Much of the research on eustress has focused on its presence in the workplace. In the workplace, stress can often be interpreted as a challenge, which generally denotes positive eustress, or as a hindrance, which refers to distress that interferes with one's ability to accomplish a job or task.[4] Relationships have been shown between how one appraises an occupational stress and how one chooses a coping style.[8][16] Emotion-focused coping strategies have been related to threat appraisals and distress while task-focused coping have been related to challenge appraisal and eustress.[8] Research has focused on increasing eustress in the workplace, in an effort to promote positive reactions to an inevitably stressful environment.[4] Techniques such as Stress Management Interventions (SMI) have been employed to increase occupational eustress. SMI's often incorporate exercise, meditation, and relaxation techniques to decrease distress and increase positive perceptions of stress in the workplace.[4] Rather than decrease stress in the workplace, SMI techniques attempt to increase eustress with positive reactions to stressful stimuli.[4]

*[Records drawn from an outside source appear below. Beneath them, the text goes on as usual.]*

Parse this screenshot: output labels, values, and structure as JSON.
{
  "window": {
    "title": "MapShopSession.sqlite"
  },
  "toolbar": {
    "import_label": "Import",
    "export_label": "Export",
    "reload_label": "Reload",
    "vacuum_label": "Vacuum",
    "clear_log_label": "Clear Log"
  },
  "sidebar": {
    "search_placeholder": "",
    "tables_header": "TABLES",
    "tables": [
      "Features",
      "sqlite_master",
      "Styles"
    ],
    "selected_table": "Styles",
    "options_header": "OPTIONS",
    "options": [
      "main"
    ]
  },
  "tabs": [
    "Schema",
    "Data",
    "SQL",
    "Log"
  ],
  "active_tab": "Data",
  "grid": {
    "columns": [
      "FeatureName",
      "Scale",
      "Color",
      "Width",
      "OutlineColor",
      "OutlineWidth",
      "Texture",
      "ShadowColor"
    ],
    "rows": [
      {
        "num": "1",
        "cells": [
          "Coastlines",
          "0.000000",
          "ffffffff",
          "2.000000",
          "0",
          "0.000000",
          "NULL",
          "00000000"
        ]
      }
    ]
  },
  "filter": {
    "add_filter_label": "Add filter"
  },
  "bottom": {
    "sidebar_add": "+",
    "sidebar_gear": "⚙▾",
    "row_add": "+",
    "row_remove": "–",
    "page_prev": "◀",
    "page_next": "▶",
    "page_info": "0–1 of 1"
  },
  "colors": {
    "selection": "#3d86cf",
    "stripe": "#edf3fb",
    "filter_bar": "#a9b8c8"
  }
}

Examples[edit]

Engaging in an athletic competition is a common example of eustress.

Eustress is common in the examples below. However, the examples depend on how an individual perceives the stress. The examples below are most often perceived as eustress

See also[edit]

References[edit]

  1. ^ a b D. L. Nelson, B. L. Simmons (2004). P. L. Perrewé, D. C. Ganster, ed. Eustress: An Elusive Construct an Engaging Pursuit (First Edition ed.). Oxford, UK: Elsevier Jai. ISBN 0-7623-1057-X. 
  2. ^ Lazarus, R. S. (1966). Psychological Stress and the Coping Process. New York, Toronto, London: McGraw-Hill Book Co. 
  3. ^ a b c d Selye, Hans (1974). Stress without distress. Philadelphia: J.B. Lippincott Company. p. 171. 
  4. ^ a b c d e f g h i Fevre, Mark Le; Kolt, Gregory S., Matheny, Jonathan (1 January 2006). "Eustress, distress and their interpretation in primary and secondary occupational stress management interventions: which way first?". Journal of Managerial Psychology 21 (6): 547–565. doi:10.1108/02683940610684391. 
  5. ^ Nelson, Debra; Cooper, Cary (1 April 2005). "Stress and health: A positive direction". Stress and Health 21 (2): 73–75. doi:10.1002/smi.1053. 
  6. ^ O’Sullivan, Geraldine (18 July 2010). "The Relationship Between Hope, Eustress, Self-Efficacy, and Life Satisfaction Among Undergraduates". Social Indicators Research 101 (1): 155–172. doi:10.1007/s11205-010-9662-z. 
  7. ^ Gibbons, Chris; Martin, D.; Moutray, M. (2008). "Stress and eustress in nursing students". Journal of Advanced Nursing 61 (3): 282–290. 
  8. ^ a b c McGowan, Jennifer; Gardner, D., Fletcher, R. (July 2006). "Positive and Negative Affective Outcomes of Occupational Stress". New Zealand Journal of Psychology 35 (2): 92–98. 
  9. ^ Cohen, J. A., Tarule, J. M., Rambur, B. A., Vallett, C. (2012). Virginia Hill Rice, ed. Handbook of stress, coping, and health : implications for nursing research, theory, and practice (2nd Edition ed.). Thousand Oaks: SAGE Publications. p. 624. ISBN 9781412999298. 
  10. ^ Rose, R. M. (1987). J. C. Quick, R. S. Bhagat, J. E. Dalton & J. D. Quick, ed. Work stress: health care systems in the workplace. New York: Praeger. pp. 130–147. ISBN 0275923290. 
  11. ^ Frankenhauser, M. (1983). T. M. Dembroski, T. H. Schmidt, & G. Blumchen, ed. Biobehavioral Bases of Coronary Heart Disease. New York: Plenum Press. pp. 91–105. 
  12. ^ J. Kabat-Zinn. Full catastrophe living - how to cope with stress, pain and illness using mindfulness meditation. (1996)
  13. ^ Suedfeld, Peter (1 December 1997). "Reactions to Societal Trauma: Distress and/or Eustress". Political Psychology 18 (4): 849–861. doi:10.1111/0162-895X.00082. 
  14. ^ Quick, J. C., Quick, J. D., Nelson, D. L., & Hurrell, J. J. (1997). Preventative stress management in organizations. Washington, DC: American Psychological Association. 
  15. ^ Anderson, C. R. (1976). "Coping behaviors as intervening mechanisms in the inverted-u stress-performance relationship". Journal of Applied Psychology 61 (1): 30–34. 
  16. ^ Lazarus, R. S. (1991). "Psychological stress in the workplace". Journal of Social Behavior and Personality 6 (7). 

External links[edit]